PROBLEM TO WORK ON:
Reproduce the listing below word for word, with no pictures.

DATASET RECORDS:
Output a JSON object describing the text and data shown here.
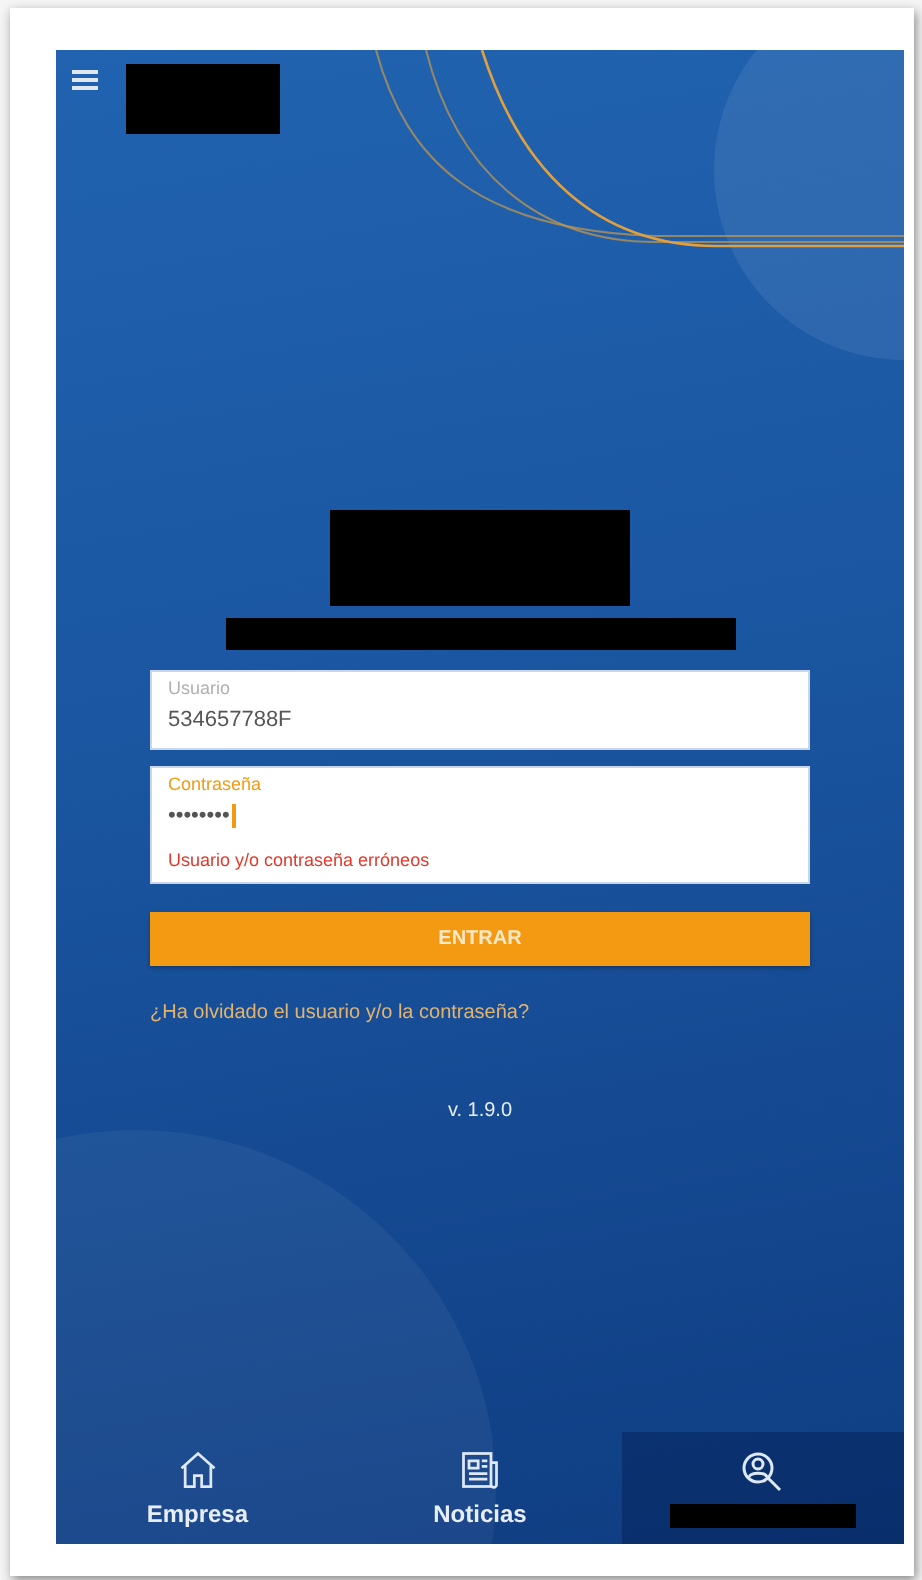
{
  "fields": [
    {
      "label": "Usuario",
      "value": "534657788F",
      "focused": false
    },
    {
      "label": "Contraseña",
      "value": "••••••••",
      "focused": true,
      "error": "Usuario y/o contraseña erróneos"
    }
  ],
  "submit": "ENTRAR",
  "forgot_link": "¿Ha olvidado el usuario y/o la contraseña?",
  "version": "v. 1.9.0",
  "nav": [
    {
      "label": "Empresa",
      "kind": "home",
      "selected": false
    },
    {
      "label": "Noticias",
      "kind": "news",
      "selected": false
    },
    {
      "kind": "search",
      "selected": true
    }
  ]
}
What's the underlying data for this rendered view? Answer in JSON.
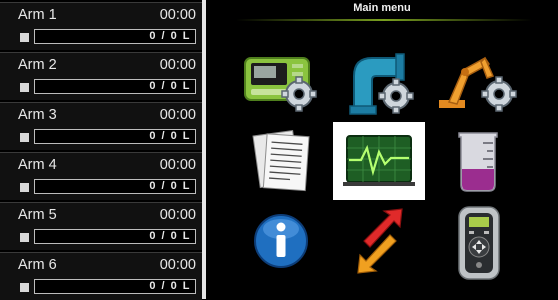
{
  "menu": {
    "title": "Main menu"
  },
  "arms": [
    {
      "name": "Arm 1",
      "time": "00:00",
      "volume": "0 / 0 L"
    },
    {
      "name": "Arm 2",
      "time": "00:00",
      "volume": "0 / 0 L"
    },
    {
      "name": "Arm 3",
      "time": "00:00",
      "volume": "0 / 0 L"
    },
    {
      "name": "Arm 4",
      "time": "00:00",
      "volume": "0 / 0 L"
    },
    {
      "name": "Arm 5",
      "time": "00:00",
      "volume": "0 / 0 L"
    },
    {
      "name": "Arm 6",
      "time": "00:00",
      "volume": "0 / 0 L"
    }
  ],
  "tiles": [
    {
      "icon": "controller-settings-icon"
    },
    {
      "icon": "pipe-settings-icon"
    },
    {
      "icon": "robot-arm-settings-icon"
    },
    {
      "icon": "documents-icon"
    },
    {
      "icon": "monitor-graph-icon",
      "selected": true
    },
    {
      "icon": "beaker-icon"
    },
    {
      "icon": "info-icon"
    },
    {
      "icon": "transfer-arrows-icon"
    },
    {
      "icon": "handheld-terminal-icon"
    }
  ],
  "colors": {
    "accent_line": "#7aa020",
    "selected_tile": "#ffffff"
  }
}
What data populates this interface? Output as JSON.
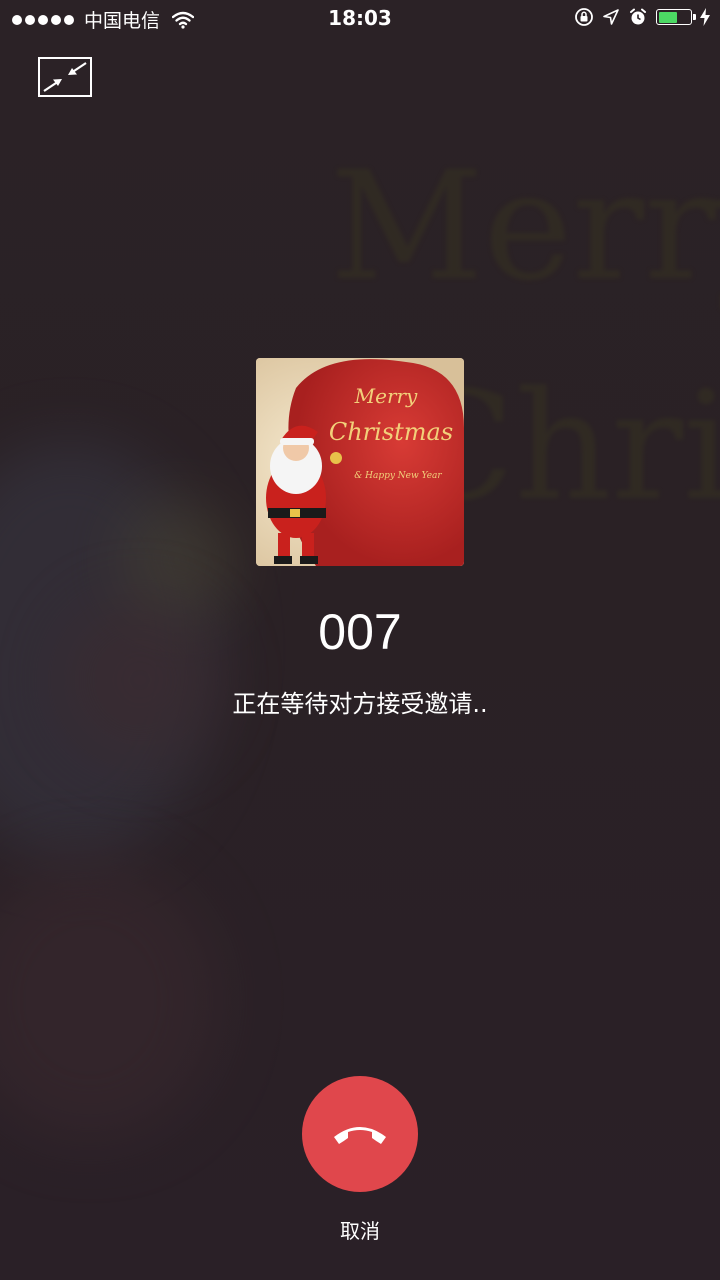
{
  "status_bar": {
    "carrier": "中国电信",
    "time": "18:03",
    "battery_level": 0.6,
    "battery_color": "#4cd964",
    "icons": [
      "signal-dots-icon",
      "wifi-icon",
      "rotation-lock-icon",
      "location-icon",
      "alarm-icon",
      "battery-icon",
      "charging-bolt-icon"
    ]
  },
  "header": {
    "minimize_icon": "minimize-arrows-icon"
  },
  "caller": {
    "name": "007",
    "status": "正在等待对方接受邀请..",
    "avatar": {
      "title": "Merry Christmas",
      "title_line1": "Merry",
      "title_line2": "Christmas",
      "subtitle": "& Happy New Year"
    }
  },
  "actions": {
    "hangup_icon": "phone-hangup-icon",
    "hangup_color": "#e0474c",
    "cancel_label": "取消"
  }
}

ANSWER SECTION:
Output a JSON object describing the text and data shown here.
{
  "fields": [
    {
      "label": "Usuario",
      "value": "534657788F",
      "focused": false
    },
    {
      "label": "Contraseña",
      "value": "••••••••",
      "focused": true,
      "error": "Usuario y/o contraseña erróneos"
    }
  ],
  "submit": "ENTRAR",
  "forgot_link": "¿Ha olvidado el usuario y/o la contraseña?",
  "version": "v. 1.9.0",
  "nav": [
    {
      "label": "Empresa",
      "kind": "home",
      "selected": false
    },
    {
      "label": "Noticias",
      "kind": "news",
      "selected": false
    },
    {
      "kind": "search",
      "selected": true
    }
  ]
}
What's the underlying data for this rendered view? Answer in JSON.
{
  "menu": {
    "title": "Main menu"
  },
  "arms": [
    {
      "name": "Arm 1",
      "time": "00:00",
      "volume": "0 / 0 L"
    },
    {
      "name": "Arm 2",
      "time": "00:00",
      "volume": "0 / 0 L"
    },
    {
      "name": "Arm 3",
      "time": "00:00",
      "volume": "0 / 0 L"
    },
    {
      "name": "Arm 4",
      "time": "00:00",
      "volume": "0 / 0 L"
    },
    {
      "name": "Arm 5",
      "time": "00:00",
      "volume": "0 / 0 L"
    },
    {
      "name": "Arm 6",
      "time": "00:00",
      "volume": "0 / 0 L"
    }
  ],
  "tiles": [
    {
      "icon": "controller-settings-icon"
    },
    {
      "icon": "pipe-settings-icon"
    },
    {
      "icon": "robot-arm-settings-icon"
    },
    {
      "icon": "documents-icon"
    },
    {
      "icon": "monitor-graph-icon",
      "selected": true
    },
    {
      "icon": "beaker-icon"
    },
    {
      "icon": "info-icon"
    },
    {
      "icon": "transfer-arrows-icon"
    },
    {
      "icon": "handheld-terminal-icon"
    }
  ],
  "colors": {
    "accent_line": "#7aa020",
    "selected_tile": "#ffffff"
  }
}
What data populates this interface? Output as JSON.
{
  "status_bar": {
    "carrier": "中国电信",
    "time": "18:03",
    "battery_level": 0.6,
    "battery_color": "#4cd964",
    "icons": [
      "signal-dots-icon",
      "wifi-icon",
      "rotation-lock-icon",
      "location-icon",
      "alarm-icon",
      "battery-icon",
      "charging-bolt-icon"
    ]
  },
  "header": {
    "minimize_icon": "minimize-arrows-icon"
  },
  "caller": {
    "name": "007",
    "status": "正在等待对方接受邀请..",
    "avatar": {
      "title": "Merry Christmas",
      "title_line1": "Merry",
      "title_line2": "Christmas",
      "subtitle": "& Happy New Year"
    }
  },
  "actions": {
    "hangup_icon": "phone-hangup-icon",
    "hangup_color": "#e0474c",
    "cancel_label": "取消"
  }
}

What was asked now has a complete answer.